◆ Work item:
The reply should hold every line of the listing exactly, and none of its images.

◆ Dataset records:
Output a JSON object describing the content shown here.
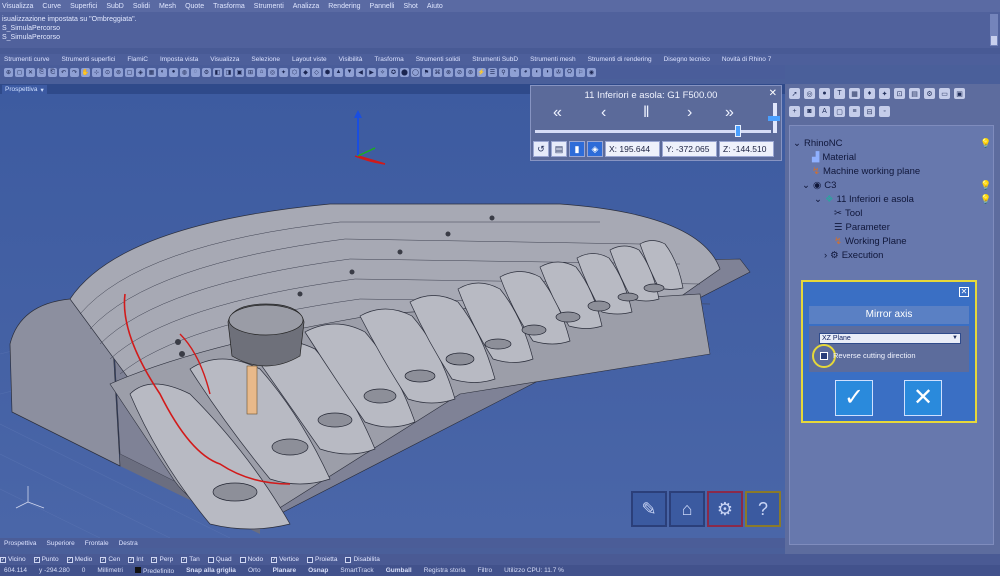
{
  "menubar": [
    "Visualizza",
    "Curve",
    "Superfici",
    "SubD",
    "Solidi",
    "Mesh",
    "Quote",
    "Trasforma",
    "Strumenti",
    "Analizza",
    "Rendering",
    "Pannelli",
    "Shot",
    "Aiuto"
  ],
  "history": [
    "isualizzazione impostata su \"Ombreggiata\".",
    "S_SimulaPercorso",
    "S_SimulaPercorso"
  ],
  "tabs": [
    "Strumenti curve",
    "Strumenti superfici",
    "FlamiC",
    "Imposta vista",
    "Visualizza",
    "Selezione",
    "Layout viste",
    "Visibilità",
    "Trasforma",
    "Strumenti solidi",
    "Strumenti SubD",
    "Strumenti mesh",
    "Strumenti di rendering",
    "Disegno tecnico",
    "Novità di Rhino 7"
  ],
  "viewport": {
    "name": "Prospettiva"
  },
  "sim": {
    "title": "11 Inferiori e asola: G1 F500.00",
    "progress": 0.86,
    "x": "X: 195.644",
    "y": "Y: -372.065",
    "z": "Z: -144.510"
  },
  "tree": {
    "root": "RhinoNC",
    "material": "Material",
    "mwp": "Machine working plane",
    "c3": "C3",
    "op": "11 Inferiori e asola",
    "tool": "Tool",
    "parameter": "Parameter",
    "wp": "Working Plane",
    "exec": "Execution"
  },
  "mirror": {
    "title": "Mirror axis",
    "plane": "XZ Plane",
    "reverse": "Reverse cutting direction"
  },
  "bottom_tabs": [
    "Prospettiva",
    "Superiore",
    "Frontale",
    "Destra"
  ],
  "osnaps": [
    "Vicino",
    "Punto",
    "Medio",
    "Cen",
    "Int",
    "Perp",
    "Tan",
    "Quad",
    "Nodo",
    "Vertice",
    "Proietta",
    "Disabilita"
  ],
  "osnap_checked": [
    true,
    true,
    true,
    true,
    true,
    true,
    true,
    false,
    false,
    true,
    false,
    false
  ],
  "status": {
    "x": "604.114",
    "y": "y -294.280",
    "z": "0",
    "units": "Millimetri",
    "layer": "Predefinito",
    "items": [
      "Snap alla griglia",
      "Orto",
      "Planare",
      "Osnap",
      "SmartTrack",
      "Gumball",
      "Registra storia",
      "Filtro",
      "Utilizzo CPU: 11.7 %"
    ]
  }
}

◆ Output of the task:
Output a JSON object describing the content shown here.
{
  "menubar": [
    "Visualizza",
    "Curve",
    "Superfici",
    "SubD",
    "Solidi",
    "Mesh",
    "Quote",
    "Trasforma",
    "Strumenti",
    "Analizza",
    "Rendering",
    "Pannelli",
    "Shot",
    "Aiuto"
  ],
  "history": [
    "isualizzazione impostata su \"Ombreggiata\".",
    "S_SimulaPercorso",
    "S_SimulaPercorso"
  ],
  "tabs": [
    "Strumenti curve",
    "Strumenti superfici",
    "FlamiC",
    "Imposta vista",
    "Visualizza",
    "Selezione",
    "Layout viste",
    "Visibilità",
    "Trasforma",
    "Strumenti solidi",
    "Strumenti SubD",
    "Strumenti mesh",
    "Strumenti di rendering",
    "Disegno tecnico",
    "Novità di Rhino 7"
  ],
  "viewport": {
    "name": "Prospettiva"
  },
  "sim": {
    "title": "11 Inferiori e asola: G1 F500.00",
    "progress": 0.86,
    "x": "X: 195.644",
    "y": "Y: -372.065",
    "z": "Z: -144.510"
  },
  "tree": {
    "root": "RhinoNC",
    "material": "Material",
    "mwp": "Machine working plane",
    "c3": "C3",
    "op": "11 Inferiori e asola",
    "tool": "Tool",
    "parameter": "Parameter",
    "wp": "Working Plane",
    "exec": "Execution"
  },
  "mirror": {
    "title": "Mirror axis",
    "plane": "XZ Plane",
    "reverse": "Reverse cutting direction"
  },
  "bottom_tabs": [
    "Prospettiva",
    "Superiore",
    "Frontale",
    "Destra"
  ],
  "osnaps": [
    "Vicino",
    "Punto",
    "Medio",
    "Cen",
    "Int",
    "Perp",
    "Tan",
    "Quad",
    "Nodo",
    "Vertice",
    "Proietta",
    "Disabilita"
  ],
  "osnap_checked": [
    true,
    true,
    true,
    true,
    true,
    true,
    true,
    false,
    false,
    true,
    false,
    false
  ],
  "status": {
    "x": "604.114",
    "y": "y -294.280",
    "z": "0",
    "units": "Millimetri",
    "layer": "Predefinito",
    "items": [
      "Snap alla griglia",
      "Orto",
      "Planare",
      "Osnap",
      "SmartTrack",
      "Gumball",
      "Registra storia",
      "Filtro",
      "Utilizzo CPU: 11.7 %"
    ]
  }
}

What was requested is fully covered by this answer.